However, Douglas Biesecker, a scientist at the Space Weather Prediction Center of the National Oceanic and Atmospheric Administration, responded to the author’s questions with: “I consider the strength of evidence to be anemic and the reasoning to be highly suspect.” The response was worthy of its own Dot Earth post, and Biesecker sent along a detailed PowerPoint presentation outlining “Why there is no evidence of a maunder minimum.” It’s worth watching, if you’re a science geek.
What actually happens remains to be seen. Only the fireball in the sky knows the answers to these big questions. Or maybe it doesn’t. (That would assume that the sun has a giant brain.)
But one thing’s for certain: Those sleepy sunspots won’t slow down the revved-up solar industry or the Department of Energy’s initiatives.
In fact, just yesterday, the same day of the solar scare, the DOE announced $2 million in conditional loans for concentrated solar projects in California; Google announced a $280 million solar fund to help homeowners finance rooftop installations; and a new report revealed that utility companies, which once snubbed the sun and its power, are now driving solar initiatives across the country.
But perhaps the most telling info released as of yet about what will happen if there is indeed another Maunder Minimum is from Wired.com:
The answer can be seen in the image at the top of this post, which estimates the temperature difference between a solar minimum future under “middle-of-the-road” climate scenarios and the Maunder Minimum.
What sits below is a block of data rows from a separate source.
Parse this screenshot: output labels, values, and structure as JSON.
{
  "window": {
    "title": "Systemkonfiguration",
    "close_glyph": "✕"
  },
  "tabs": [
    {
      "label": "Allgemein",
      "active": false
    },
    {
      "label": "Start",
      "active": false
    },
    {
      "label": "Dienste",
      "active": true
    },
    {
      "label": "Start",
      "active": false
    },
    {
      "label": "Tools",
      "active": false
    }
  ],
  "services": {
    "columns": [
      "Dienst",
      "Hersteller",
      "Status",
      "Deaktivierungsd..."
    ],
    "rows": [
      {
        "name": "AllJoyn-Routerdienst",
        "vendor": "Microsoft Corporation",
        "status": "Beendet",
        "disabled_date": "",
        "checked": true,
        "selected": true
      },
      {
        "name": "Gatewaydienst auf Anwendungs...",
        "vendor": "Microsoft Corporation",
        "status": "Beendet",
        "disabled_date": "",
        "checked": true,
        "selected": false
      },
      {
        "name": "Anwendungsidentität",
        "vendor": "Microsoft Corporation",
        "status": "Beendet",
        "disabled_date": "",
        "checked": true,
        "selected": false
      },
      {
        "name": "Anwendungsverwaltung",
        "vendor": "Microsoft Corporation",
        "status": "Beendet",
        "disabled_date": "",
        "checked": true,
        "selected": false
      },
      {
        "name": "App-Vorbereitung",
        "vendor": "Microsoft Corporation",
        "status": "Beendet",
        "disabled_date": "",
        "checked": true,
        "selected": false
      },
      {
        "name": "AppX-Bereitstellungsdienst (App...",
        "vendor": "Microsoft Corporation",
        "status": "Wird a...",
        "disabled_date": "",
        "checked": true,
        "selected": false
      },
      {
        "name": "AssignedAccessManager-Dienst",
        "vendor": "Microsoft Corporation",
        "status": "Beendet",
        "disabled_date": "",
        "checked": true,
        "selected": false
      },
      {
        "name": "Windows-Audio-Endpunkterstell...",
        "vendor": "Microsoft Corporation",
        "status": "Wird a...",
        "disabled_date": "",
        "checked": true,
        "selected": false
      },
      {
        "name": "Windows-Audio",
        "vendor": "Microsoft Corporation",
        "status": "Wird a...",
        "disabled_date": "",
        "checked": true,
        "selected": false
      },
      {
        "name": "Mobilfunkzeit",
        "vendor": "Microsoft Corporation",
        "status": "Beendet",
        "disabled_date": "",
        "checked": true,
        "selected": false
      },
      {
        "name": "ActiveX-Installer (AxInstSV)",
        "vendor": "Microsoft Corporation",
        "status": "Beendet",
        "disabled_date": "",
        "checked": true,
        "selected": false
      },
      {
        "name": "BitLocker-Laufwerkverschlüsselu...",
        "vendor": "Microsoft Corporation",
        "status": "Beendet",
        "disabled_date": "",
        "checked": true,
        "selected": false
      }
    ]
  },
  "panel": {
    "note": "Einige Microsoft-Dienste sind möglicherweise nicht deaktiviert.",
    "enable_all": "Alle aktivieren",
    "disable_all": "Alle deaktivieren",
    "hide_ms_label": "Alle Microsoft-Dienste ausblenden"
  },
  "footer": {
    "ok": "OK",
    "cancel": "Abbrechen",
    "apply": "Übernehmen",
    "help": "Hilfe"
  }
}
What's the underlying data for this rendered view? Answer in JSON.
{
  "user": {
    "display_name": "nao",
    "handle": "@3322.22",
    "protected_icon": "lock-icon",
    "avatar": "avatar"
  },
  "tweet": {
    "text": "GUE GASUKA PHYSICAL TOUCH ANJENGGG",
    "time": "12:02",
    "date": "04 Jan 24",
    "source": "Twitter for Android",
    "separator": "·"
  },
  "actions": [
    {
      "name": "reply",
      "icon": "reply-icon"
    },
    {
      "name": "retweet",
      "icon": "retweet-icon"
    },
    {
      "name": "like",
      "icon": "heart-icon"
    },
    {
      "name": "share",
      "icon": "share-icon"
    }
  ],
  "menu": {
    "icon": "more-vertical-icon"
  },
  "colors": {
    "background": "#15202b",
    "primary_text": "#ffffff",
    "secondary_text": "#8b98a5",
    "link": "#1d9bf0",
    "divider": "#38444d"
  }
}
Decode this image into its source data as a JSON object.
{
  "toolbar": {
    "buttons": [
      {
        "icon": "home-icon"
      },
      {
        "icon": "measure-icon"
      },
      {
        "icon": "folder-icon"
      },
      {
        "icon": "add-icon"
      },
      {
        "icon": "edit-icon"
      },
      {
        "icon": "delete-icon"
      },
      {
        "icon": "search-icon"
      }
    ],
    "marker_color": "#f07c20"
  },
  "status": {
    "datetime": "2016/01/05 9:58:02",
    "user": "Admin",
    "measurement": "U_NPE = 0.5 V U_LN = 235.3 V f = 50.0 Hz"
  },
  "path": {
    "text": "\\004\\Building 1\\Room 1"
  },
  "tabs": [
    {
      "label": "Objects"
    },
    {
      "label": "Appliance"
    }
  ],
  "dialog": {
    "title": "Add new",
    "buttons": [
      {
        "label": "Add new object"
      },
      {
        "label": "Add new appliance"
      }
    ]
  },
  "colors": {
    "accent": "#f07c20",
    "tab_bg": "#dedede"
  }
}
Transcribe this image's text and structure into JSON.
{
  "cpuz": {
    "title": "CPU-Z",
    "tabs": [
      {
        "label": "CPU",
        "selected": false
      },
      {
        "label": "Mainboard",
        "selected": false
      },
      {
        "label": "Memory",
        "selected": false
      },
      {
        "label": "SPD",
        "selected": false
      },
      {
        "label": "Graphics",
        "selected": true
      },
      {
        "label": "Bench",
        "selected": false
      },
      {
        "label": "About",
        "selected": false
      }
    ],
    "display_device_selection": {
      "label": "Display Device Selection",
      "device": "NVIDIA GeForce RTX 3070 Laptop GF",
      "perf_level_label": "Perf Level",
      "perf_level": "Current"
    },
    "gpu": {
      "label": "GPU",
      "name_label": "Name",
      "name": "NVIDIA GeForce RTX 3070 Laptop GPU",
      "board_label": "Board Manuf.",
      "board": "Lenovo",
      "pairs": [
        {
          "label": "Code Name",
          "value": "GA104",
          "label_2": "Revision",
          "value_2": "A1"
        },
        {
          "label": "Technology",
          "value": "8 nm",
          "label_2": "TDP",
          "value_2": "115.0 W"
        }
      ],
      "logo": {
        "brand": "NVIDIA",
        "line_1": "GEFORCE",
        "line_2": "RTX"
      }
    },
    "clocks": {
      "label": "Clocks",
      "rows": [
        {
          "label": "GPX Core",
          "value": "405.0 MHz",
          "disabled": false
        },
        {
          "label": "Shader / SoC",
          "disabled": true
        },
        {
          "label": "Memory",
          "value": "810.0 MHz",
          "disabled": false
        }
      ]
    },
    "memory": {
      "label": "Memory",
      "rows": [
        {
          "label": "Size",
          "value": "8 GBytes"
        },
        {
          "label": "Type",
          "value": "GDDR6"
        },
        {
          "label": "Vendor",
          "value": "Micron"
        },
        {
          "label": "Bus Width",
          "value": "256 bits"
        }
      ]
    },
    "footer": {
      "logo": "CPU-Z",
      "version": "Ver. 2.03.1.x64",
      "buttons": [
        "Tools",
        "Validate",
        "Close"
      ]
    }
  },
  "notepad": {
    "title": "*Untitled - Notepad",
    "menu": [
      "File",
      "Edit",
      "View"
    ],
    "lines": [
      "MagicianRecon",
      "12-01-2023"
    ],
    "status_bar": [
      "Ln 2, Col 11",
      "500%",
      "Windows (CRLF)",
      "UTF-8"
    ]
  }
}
In a nutshell: It’s going to be much, much hotter in the future, solar minimum or not.
In other words, all those new solar panels will have plenty of sun and heat to draw from, even if those sun spots stop spitting fire.